The trial judge also explained to defendant the circumstances under which an extended-term sentence could be imposed and defendant acknowledged he understood. Defendant was also advised by the court that if any promises had been made to him by anyone they would not be binding on the court and are unenforceable, and defendant stated he understood. The trial court thereupon accepted defendant's plea of guilty, ordered an updated presentence report and granted defendant's request for the appointment of a psychiatrist for purposes of the sentencing hearing.

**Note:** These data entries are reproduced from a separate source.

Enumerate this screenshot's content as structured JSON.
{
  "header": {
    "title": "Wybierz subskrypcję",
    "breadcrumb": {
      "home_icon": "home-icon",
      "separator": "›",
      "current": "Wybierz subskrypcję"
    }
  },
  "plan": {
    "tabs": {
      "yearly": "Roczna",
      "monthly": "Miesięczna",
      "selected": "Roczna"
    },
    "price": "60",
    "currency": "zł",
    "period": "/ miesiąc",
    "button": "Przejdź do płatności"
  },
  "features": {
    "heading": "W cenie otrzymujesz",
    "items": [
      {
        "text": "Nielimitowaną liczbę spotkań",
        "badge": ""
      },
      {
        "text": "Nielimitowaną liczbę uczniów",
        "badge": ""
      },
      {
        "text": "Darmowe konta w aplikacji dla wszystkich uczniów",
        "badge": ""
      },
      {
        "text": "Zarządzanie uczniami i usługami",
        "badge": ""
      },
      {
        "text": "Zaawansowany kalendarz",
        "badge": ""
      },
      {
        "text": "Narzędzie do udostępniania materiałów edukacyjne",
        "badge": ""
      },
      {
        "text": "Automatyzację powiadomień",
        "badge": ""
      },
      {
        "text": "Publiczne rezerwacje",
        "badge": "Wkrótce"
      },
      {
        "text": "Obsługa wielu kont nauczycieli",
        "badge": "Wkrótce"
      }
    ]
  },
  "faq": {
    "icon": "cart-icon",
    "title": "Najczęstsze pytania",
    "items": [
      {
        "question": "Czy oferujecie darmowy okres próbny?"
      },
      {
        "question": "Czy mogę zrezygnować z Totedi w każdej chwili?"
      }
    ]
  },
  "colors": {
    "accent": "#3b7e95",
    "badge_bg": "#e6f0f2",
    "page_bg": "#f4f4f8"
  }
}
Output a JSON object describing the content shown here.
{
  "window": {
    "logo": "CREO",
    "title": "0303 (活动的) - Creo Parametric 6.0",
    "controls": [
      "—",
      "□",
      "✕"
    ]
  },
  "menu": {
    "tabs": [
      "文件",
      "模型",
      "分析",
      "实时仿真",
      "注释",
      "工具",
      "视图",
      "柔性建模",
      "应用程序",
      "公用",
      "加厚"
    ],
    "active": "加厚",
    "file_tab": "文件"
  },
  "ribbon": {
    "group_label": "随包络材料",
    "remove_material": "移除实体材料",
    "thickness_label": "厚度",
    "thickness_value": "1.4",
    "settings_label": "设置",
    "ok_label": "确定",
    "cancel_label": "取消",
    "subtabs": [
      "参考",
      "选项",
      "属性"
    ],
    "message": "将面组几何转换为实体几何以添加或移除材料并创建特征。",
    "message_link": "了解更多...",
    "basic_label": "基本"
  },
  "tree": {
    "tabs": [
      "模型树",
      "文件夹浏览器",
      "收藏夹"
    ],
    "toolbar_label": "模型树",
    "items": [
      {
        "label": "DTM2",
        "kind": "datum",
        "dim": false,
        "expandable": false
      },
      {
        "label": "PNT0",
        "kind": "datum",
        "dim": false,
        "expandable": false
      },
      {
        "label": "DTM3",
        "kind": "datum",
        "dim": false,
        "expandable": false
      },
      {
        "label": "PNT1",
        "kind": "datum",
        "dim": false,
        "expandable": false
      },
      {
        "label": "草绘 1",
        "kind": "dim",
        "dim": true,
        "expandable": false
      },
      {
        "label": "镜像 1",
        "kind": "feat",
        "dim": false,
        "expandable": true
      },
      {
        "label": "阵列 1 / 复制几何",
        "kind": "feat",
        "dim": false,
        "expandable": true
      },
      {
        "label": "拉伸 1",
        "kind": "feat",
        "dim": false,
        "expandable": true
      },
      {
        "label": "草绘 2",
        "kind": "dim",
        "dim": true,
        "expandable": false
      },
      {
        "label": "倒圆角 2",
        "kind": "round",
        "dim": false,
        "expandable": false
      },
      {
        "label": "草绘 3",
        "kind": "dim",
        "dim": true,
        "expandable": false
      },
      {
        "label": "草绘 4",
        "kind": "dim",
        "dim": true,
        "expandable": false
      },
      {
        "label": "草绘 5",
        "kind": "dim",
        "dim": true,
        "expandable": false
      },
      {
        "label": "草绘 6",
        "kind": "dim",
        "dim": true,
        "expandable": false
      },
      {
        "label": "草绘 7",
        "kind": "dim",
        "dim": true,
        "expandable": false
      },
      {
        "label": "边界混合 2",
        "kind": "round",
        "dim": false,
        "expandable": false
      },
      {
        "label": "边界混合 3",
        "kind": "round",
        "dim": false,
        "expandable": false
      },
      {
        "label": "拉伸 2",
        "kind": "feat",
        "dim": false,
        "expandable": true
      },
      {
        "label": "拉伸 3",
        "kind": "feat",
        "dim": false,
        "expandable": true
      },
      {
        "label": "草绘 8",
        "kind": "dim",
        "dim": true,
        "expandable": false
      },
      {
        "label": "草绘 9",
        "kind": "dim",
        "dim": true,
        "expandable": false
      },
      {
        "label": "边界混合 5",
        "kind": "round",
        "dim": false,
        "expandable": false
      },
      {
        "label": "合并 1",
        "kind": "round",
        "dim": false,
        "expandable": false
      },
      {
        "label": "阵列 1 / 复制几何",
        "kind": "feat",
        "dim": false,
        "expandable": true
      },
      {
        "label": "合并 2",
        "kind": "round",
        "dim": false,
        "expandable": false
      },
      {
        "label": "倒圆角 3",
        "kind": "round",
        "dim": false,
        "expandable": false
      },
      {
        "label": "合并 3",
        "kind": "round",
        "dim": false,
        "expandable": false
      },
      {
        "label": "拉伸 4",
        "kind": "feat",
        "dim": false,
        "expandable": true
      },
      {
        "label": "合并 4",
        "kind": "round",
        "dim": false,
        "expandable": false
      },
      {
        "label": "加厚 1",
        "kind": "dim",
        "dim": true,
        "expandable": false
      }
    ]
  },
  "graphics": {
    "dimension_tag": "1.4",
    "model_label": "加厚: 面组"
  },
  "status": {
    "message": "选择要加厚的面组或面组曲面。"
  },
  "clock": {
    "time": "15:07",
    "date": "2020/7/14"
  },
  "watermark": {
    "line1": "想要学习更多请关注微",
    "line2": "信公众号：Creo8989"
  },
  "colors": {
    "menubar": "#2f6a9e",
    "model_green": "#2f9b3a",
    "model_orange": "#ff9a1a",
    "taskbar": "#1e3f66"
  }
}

The State and defendant agreed that rather than recalling the witnesses who had testified at the first sentencing hearing before the other judge, that the present judge should consider the transcripts and record of that hearing.
At the commencement of the sentencing hearing held April 27, 1984, the trial judge stated he had read the record and transcripts of the first sentencing hearing, as had been requested by both counsel for the State and for defendant, and advised them there was material which the court believed it should not consider. The judge did not specify what portions of that record he would or would not consider a determining sentence, saying only that he would not consider a substantial portion of it and that some of defendant's objections at the first hearing were well-taken. The assistant State's Attorney requested that the court advise counsel of such matters; however, the judge did not wish to go through the large transcript for that purpose or to criticize another judge. Both the assistant State's Attorney and defendant's counsel acknowledged that it was their agreement that all of the matters heard at the first sentencing hearing were to be considered at this time, and both counsel also agreed that matters of credibility of the testimony from that hearing were for the court to determine. The judge then agreed to take that record into account in imposing sentence, stating he would consider only those matters received in evidence at the first sentencing hearing which he deemed appropriate.
On that basis, after the judge had completed reading the evidence and exhibits from the earlier hearing, the assistant State's Attorney and defendant's counsel argued sentencing alternatives. In doing so, the assistant State's Attorney stated, without objection, "The correct alternative for the Court here would be to sentence defendant to the Department of Corrections for as long as possible, and the longest possible sentence here is 30 years." After reviewing statutory factors in mitigation and aggravation (Ill. Rev. Stat. 1983, ch. 38, pars. 1005-5-3.1, 1005-5-3.2), the court stated it would not impose an extended term and sentenced defendant to 14 years' imprisonment.
Subsequently, then having new counsel, defendant filed a motion to withdraw his plea of guilty in which it was alleged that he had been told by his former attorney that if he pleaded guilty the State would not ask the court to impose an extended-term sentence and he would most likely get probation. The motion further alleged that the State did seek an extended-term sentence of 30 years' imprisonment at the sentencing hearing, and, that the 14-years' term imposed was excessive. After a hearing, at which defendant was the only witness called to testify, the trial court denied the motion to withdraw the plea of guilty, and defendant appeals.
Defendant contends first that the State breached the plea agreement and he is thus entitled to withdrawal of the guilty plea or, alternatively, a new sentencing hearing before a different judge. Defendant also suggests in this regard that, at minimum, the matter should be remanded to the trial court for an evidentiary hearing to permit defendant to prove the breach occurred. Defendant argues that as he testified at the hearing of the motion to withdraw the plea that his lawyer had told him the State would not request any particular sentence or an extended ...